◆ **Work instruction**
Retype each of the records below exactly, leaving the pictures out.

---------- Extracted information

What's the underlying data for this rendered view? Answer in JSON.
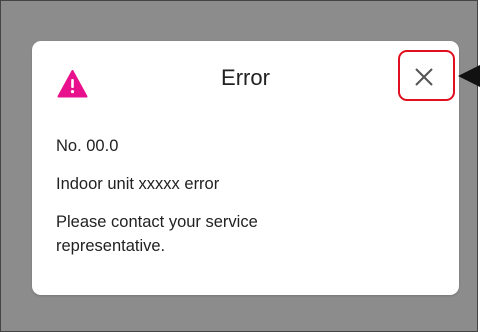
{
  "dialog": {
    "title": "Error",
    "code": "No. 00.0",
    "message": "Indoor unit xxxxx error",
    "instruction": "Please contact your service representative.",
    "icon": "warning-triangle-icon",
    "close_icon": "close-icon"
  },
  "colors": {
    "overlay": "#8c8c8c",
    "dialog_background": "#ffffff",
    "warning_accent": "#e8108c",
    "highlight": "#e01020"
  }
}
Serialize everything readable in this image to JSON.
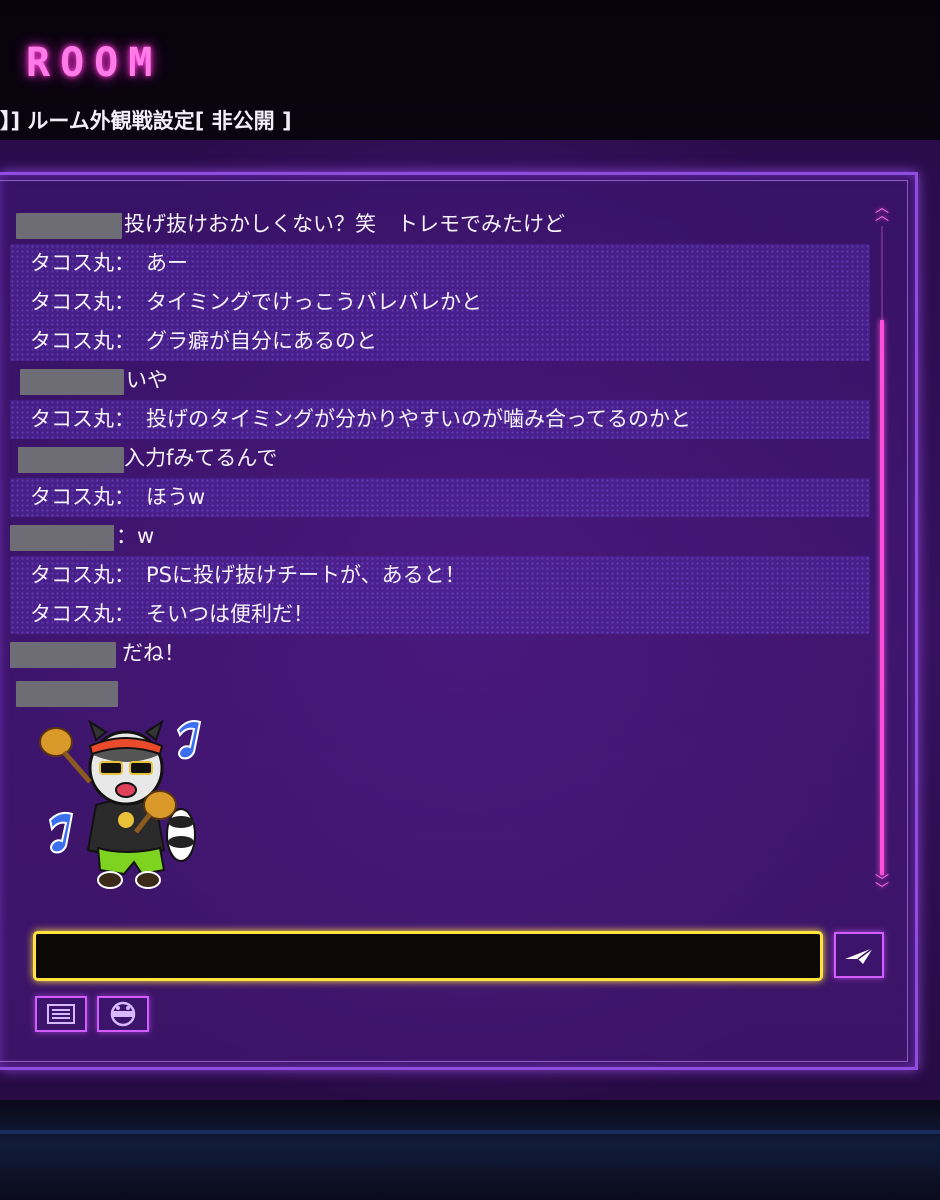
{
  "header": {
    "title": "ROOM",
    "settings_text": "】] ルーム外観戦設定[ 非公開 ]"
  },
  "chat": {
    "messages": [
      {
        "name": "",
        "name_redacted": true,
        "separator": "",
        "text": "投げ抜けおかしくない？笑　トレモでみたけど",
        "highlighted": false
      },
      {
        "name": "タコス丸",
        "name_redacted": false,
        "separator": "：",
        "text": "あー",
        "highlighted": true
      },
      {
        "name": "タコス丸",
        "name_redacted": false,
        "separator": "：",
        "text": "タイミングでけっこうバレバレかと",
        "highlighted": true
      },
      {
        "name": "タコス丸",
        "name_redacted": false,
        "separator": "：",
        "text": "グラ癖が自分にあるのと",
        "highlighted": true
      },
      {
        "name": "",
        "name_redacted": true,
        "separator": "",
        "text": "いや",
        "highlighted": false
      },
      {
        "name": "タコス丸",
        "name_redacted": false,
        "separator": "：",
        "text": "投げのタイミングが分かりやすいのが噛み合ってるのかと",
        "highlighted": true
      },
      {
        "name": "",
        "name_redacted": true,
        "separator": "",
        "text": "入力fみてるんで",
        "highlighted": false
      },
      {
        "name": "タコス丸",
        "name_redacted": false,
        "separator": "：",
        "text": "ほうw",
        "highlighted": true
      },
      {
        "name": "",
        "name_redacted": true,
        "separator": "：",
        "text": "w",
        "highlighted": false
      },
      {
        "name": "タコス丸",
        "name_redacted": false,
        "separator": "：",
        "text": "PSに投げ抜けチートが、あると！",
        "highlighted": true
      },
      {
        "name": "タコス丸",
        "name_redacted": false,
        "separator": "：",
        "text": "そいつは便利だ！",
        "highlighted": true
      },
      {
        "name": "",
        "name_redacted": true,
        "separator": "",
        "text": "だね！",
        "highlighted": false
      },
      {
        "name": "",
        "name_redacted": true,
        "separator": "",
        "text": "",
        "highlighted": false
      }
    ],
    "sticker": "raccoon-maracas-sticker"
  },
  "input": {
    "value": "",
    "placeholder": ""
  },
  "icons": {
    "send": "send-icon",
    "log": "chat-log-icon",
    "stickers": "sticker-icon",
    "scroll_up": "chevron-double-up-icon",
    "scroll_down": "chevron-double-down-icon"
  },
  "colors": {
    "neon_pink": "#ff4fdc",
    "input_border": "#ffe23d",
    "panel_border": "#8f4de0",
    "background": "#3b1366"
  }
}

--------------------

◆ **Written answer**
What's the underlying data for this rendered view? Answer in JSON.
{
  "dialog": {
    "title": "Error",
    "code": "No. 00.0",
    "message": "Indoor unit xxxxx error",
    "instruction": "Please contact your service representative.",
    "icon": "warning-triangle-icon",
    "close_icon": "close-icon"
  },
  "colors": {
    "overlay": "#8c8c8c",
    "dialog_background": "#ffffff",
    "warning_accent": "#e8108c",
    "highlight": "#e01020"
  }
}
Serialize everything readable in this image to JSON.
{
  "header": {
    "title": "ROOM",
    "settings_text": "】] ルーム外観戦設定[ 非公開 ]"
  },
  "chat": {
    "messages": [
      {
        "name": "",
        "name_redacted": true,
        "separator": "",
        "text": "投げ抜けおかしくない？笑　トレモでみたけど",
        "highlighted": false
      },
      {
        "name": "タコス丸",
        "name_redacted": false,
        "separator": "：",
        "text": "あー",
        "highlighted": true
      },
      {
        "name": "タコス丸",
        "name_redacted": false,
        "separator": "：",
        "text": "タイミングでけっこうバレバレかと",
        "highlighted": true
      },
      {
        "name": "タコス丸",
        "name_redacted": false,
        "separator": "：",
        "text": "グラ癖が自分にあるのと",
        "highlighted": true
      },
      {
        "name": "",
        "name_redacted": true,
        "separator": "",
        "text": "いや",
        "highlighted": false
      },
      {
        "name": "タコス丸",
        "name_redacted": false,
        "separator": "：",
        "text": "投げのタイミングが分かりやすいのが噛み合ってるのかと",
        "highlighted": true
      },
      {
        "name": "",
        "name_redacted": true,
        "separator": "",
        "text": "入力fみてるんで",
        "highlighted": false
      },
      {
        "name": "タコス丸",
        "name_redacted": false,
        "separator": "：",
        "text": "ほうw",
        "highlighted": true
      },
      {
        "name": "",
        "name_redacted": true,
        "separator": "：",
        "text": "w",
        "highlighted": false
      },
      {
        "name": "タコス丸",
        "name_redacted": false,
        "separator": "：",
        "text": "PSに投げ抜けチートが、あると！",
        "highlighted": true
      },
      {
        "name": "タコス丸",
        "name_redacted": false,
        "separator": "：",
        "text": "そいつは便利だ！",
        "highlighted": true
      },
      {
        "name": "",
        "name_redacted": true,
        "separator": "",
        "text": "だね！",
        "highlighted": false
      },
      {
        "name": "",
        "name_redacted": true,
        "separator": "",
        "text": "",
        "highlighted": false
      }
    ],
    "sticker": "raccoon-maracas-sticker"
  },
  "input": {
    "value": "",
    "placeholder": ""
  },
  "icons": {
    "send": "send-icon",
    "log": "chat-log-icon",
    "stickers": "sticker-icon",
    "scroll_up": "chevron-double-up-icon",
    "scroll_down": "chevron-double-down-icon"
  },
  "colors": {
    "neon_pink": "#ff4fdc",
    "input_border": "#ffe23d",
    "panel_border": "#8f4de0",
    "background": "#3b1366"
  }
}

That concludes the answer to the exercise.